By Shaunta Saxton, July 15, 2020
The USS Helena (SSN 725) is due for repair, maintenance, modernization, and various upgrades this year. The $35.3 million contract has recently been awarded to Newport News’ own Huntington Ingalls Industries. Although a new award, the contract is set to be complete by October of this year, making for an overall fast turnaround. The work will be completed during dry-docking selected restricted availability (DSRA).
Launched in 1986, the USS Helena was originally built by the Electric Boat Division of General Dynamics Corporation in Groton, Connecticut. The Los Angeles class nuclear submarine is the 4th U.S. Navy vessel to be named after the city of Helena, MT. In it’s 34 years of service the Helena has traveled throughout the globe and has completed missions in the Pacific, Atlantic, Indian, and Arctic oceans.
The demand for expansion and improvements in undersea warfare stems from pressures in the Asia-Pacific region by India and China. Nuclear attack subs are expected to be the largest segment of military growth in the global submarine arena in the coming years. Much of this is driven by several high-value global procurement programs including those for the U.S. Navy’s Virginia-class submarines.

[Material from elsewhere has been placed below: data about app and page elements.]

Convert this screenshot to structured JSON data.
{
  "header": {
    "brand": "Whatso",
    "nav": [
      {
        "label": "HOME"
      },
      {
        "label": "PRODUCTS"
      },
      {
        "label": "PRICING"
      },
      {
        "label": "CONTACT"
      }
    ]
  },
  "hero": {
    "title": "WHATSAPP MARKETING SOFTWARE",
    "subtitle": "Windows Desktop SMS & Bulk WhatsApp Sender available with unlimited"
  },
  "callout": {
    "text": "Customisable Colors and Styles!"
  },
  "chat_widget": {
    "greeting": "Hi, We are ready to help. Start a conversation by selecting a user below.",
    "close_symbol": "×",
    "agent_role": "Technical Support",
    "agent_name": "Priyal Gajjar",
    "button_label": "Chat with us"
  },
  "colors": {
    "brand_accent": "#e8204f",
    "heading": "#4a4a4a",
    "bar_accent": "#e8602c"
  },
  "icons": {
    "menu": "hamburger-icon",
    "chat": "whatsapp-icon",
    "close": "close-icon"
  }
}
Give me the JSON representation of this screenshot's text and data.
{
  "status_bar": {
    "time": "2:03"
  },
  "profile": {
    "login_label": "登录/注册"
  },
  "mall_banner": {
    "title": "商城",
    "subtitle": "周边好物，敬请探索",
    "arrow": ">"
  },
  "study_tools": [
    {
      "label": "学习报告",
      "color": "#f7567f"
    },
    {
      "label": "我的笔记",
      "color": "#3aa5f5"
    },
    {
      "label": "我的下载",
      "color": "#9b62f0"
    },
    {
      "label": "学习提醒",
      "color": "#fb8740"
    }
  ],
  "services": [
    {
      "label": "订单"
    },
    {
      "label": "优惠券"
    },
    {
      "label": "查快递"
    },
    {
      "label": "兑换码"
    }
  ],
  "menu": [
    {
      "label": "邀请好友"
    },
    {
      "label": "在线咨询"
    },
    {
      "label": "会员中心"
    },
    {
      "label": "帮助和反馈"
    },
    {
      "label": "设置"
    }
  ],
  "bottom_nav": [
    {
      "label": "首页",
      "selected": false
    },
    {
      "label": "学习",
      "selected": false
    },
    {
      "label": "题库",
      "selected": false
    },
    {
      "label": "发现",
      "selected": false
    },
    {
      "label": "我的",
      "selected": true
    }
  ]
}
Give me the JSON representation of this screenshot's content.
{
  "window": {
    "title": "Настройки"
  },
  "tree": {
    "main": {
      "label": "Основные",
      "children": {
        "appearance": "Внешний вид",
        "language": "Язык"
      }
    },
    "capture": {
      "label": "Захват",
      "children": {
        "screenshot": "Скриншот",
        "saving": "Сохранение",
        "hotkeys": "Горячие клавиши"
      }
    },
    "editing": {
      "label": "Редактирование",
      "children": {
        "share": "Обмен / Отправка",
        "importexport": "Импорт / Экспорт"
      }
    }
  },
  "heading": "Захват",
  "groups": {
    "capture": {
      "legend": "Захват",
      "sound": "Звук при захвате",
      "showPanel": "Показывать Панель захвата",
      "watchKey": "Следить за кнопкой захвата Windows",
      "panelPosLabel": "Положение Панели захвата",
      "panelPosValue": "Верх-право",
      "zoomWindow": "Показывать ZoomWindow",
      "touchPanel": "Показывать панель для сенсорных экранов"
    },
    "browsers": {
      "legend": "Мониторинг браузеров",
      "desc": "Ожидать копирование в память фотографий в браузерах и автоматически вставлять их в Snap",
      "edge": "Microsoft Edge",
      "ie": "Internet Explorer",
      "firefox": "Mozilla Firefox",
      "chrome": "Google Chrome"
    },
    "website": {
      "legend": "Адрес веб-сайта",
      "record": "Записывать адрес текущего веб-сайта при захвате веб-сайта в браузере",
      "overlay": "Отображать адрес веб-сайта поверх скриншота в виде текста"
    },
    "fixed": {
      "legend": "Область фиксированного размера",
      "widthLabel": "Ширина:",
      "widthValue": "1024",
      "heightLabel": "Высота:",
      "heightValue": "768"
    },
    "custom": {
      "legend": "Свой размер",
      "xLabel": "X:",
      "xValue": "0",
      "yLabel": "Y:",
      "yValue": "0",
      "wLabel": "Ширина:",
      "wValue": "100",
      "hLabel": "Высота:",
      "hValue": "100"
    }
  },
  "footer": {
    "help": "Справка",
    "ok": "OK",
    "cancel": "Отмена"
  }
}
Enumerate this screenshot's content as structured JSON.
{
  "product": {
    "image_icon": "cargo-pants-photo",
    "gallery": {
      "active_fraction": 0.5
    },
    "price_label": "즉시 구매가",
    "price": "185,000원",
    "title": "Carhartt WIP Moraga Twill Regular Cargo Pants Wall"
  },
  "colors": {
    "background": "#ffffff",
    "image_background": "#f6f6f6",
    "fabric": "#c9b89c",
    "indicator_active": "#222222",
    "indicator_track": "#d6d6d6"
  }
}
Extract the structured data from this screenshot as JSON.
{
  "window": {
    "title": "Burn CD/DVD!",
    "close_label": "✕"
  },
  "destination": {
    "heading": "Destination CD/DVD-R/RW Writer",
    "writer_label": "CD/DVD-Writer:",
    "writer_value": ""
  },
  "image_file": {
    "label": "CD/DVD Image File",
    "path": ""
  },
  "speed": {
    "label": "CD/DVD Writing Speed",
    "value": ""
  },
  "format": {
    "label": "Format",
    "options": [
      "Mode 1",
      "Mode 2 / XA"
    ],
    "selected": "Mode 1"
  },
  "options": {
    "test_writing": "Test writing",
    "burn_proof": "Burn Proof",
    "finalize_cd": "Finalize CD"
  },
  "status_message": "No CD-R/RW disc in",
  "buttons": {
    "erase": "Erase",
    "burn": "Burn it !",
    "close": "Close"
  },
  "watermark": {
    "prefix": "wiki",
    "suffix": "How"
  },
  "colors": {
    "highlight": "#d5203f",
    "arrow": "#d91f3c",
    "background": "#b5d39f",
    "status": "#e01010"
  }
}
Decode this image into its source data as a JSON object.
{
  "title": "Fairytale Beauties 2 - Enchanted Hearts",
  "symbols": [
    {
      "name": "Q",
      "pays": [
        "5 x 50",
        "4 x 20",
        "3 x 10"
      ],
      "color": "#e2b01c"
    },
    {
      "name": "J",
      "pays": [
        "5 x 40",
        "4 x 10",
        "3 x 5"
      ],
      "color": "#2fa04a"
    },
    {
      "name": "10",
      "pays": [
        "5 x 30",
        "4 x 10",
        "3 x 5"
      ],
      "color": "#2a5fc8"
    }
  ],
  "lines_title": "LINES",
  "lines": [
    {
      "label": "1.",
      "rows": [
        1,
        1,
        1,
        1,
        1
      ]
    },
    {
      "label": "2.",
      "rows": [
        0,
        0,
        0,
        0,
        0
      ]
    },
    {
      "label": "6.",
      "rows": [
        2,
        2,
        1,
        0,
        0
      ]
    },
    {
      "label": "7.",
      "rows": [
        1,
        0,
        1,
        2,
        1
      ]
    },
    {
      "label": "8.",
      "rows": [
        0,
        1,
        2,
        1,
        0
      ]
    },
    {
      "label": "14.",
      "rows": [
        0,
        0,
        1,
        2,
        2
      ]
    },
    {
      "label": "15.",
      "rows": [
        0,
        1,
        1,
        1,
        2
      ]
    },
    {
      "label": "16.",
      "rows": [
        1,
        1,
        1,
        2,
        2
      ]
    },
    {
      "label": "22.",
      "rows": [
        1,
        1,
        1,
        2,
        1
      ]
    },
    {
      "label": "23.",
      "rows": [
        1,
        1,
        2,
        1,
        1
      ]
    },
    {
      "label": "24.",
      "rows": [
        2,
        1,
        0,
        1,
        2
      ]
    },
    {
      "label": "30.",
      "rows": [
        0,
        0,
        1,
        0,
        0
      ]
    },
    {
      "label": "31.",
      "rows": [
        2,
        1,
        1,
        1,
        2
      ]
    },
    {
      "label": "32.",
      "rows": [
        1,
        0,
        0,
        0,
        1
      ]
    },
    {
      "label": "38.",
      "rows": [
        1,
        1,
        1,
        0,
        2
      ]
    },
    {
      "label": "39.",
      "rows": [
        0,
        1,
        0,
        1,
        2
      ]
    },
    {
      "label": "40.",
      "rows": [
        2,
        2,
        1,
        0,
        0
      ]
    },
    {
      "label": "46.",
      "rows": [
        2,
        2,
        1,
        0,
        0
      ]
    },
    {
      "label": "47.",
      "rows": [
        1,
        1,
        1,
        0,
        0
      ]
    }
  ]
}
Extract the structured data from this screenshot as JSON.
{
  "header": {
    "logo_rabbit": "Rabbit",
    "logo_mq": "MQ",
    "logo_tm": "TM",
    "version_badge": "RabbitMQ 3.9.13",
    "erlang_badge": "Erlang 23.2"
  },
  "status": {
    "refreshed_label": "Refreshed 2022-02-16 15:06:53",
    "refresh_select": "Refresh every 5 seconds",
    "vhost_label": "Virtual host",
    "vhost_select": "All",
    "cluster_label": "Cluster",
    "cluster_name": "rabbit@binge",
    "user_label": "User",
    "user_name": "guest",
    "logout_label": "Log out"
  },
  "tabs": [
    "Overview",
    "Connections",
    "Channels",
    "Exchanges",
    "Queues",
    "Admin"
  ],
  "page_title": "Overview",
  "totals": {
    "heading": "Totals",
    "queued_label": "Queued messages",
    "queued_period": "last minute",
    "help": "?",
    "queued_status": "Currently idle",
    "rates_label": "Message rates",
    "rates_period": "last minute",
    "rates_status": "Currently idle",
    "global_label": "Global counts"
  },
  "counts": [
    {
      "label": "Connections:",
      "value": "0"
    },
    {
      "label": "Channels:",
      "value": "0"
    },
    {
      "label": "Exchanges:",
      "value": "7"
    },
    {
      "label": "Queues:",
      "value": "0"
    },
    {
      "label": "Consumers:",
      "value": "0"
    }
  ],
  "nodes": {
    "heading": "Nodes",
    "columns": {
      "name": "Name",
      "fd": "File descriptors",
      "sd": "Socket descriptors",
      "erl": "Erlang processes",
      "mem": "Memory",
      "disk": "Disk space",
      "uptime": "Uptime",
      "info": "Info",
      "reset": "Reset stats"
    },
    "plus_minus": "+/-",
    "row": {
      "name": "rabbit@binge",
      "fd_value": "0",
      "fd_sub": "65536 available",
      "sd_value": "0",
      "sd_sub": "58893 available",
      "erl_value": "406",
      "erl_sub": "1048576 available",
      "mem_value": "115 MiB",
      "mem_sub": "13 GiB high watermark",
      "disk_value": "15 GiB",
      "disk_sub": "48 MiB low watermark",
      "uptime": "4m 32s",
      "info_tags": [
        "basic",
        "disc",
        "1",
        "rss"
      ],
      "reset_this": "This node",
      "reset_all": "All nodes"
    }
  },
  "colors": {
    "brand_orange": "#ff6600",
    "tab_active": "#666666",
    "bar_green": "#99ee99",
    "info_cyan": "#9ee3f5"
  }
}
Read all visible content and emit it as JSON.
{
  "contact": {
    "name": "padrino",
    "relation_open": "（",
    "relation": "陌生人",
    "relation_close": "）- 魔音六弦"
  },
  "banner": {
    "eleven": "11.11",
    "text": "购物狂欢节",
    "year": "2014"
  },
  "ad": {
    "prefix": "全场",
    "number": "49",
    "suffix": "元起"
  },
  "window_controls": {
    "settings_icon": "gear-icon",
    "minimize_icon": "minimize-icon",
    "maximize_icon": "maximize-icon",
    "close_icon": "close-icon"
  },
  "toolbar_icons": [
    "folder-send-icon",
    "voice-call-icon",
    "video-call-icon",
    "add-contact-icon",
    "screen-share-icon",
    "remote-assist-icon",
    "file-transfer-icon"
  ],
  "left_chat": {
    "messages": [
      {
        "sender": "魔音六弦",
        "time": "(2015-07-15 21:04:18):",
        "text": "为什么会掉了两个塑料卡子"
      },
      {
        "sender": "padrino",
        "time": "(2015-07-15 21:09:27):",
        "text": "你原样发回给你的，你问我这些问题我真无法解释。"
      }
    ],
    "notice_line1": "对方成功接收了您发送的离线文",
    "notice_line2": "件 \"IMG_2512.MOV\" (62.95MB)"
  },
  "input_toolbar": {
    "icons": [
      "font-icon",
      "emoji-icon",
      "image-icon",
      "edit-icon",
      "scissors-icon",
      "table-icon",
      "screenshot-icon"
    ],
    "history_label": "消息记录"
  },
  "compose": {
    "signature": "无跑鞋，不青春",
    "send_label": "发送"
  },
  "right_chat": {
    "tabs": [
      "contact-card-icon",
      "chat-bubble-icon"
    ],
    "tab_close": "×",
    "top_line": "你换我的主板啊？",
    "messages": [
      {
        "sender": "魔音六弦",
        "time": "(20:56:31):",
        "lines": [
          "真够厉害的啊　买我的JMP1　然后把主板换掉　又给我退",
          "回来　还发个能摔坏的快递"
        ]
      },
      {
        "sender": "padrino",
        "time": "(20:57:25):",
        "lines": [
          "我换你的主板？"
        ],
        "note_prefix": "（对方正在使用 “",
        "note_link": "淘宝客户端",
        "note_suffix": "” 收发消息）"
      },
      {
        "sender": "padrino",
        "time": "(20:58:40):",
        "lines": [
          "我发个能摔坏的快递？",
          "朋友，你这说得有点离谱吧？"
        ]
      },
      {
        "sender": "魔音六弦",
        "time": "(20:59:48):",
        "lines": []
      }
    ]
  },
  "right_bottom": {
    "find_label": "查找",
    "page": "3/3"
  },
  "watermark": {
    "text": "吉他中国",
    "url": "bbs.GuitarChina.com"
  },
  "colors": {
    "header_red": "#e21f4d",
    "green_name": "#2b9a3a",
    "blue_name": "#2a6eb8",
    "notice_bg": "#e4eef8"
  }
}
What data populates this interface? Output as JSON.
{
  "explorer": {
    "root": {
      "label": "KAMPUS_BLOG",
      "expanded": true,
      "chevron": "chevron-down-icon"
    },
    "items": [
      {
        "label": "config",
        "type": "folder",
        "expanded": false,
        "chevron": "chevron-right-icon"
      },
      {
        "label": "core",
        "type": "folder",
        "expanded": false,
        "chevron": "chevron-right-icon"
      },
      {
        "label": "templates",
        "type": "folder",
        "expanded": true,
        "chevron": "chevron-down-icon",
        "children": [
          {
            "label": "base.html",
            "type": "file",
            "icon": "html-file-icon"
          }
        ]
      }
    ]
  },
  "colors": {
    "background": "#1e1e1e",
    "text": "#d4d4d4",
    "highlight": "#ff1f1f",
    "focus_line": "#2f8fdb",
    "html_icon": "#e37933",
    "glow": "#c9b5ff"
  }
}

Providing more than 70% of the U.S. Navy’s vessels, Huntington Ingalls specializes in the design and manufacturing of expeditionary and amphibious assault ships. This latest award represents less than 1% of the $32.3 billion defense budget planned in 2021 for shipbuilding.
Planned military spending in the years ahead is likely to increase the demand for various assault ships, including LHA-9 class warships. Several companies should benefit from these initiatives including Huntington Ingalls, Bae Systems, General Dynamics and others.
Shaunta Saxton has worked with Ameri-Force since 2006 and is currently the Manager of our Norfolk, VA branch office. Her work has focused primarily on the Newport News shipyard for the past 13 years. Shaunta is well known throughout the shipyard as she has spent a great deal of time aboard the various vessels under construction. This has given Shaunta a first-hand appreciation of the work our craftsmen put into every inch of the ships they help create. Shaunta has developed a passion for the Maritime Industry and says “it isn’t work for me, it’s one of the things I love.”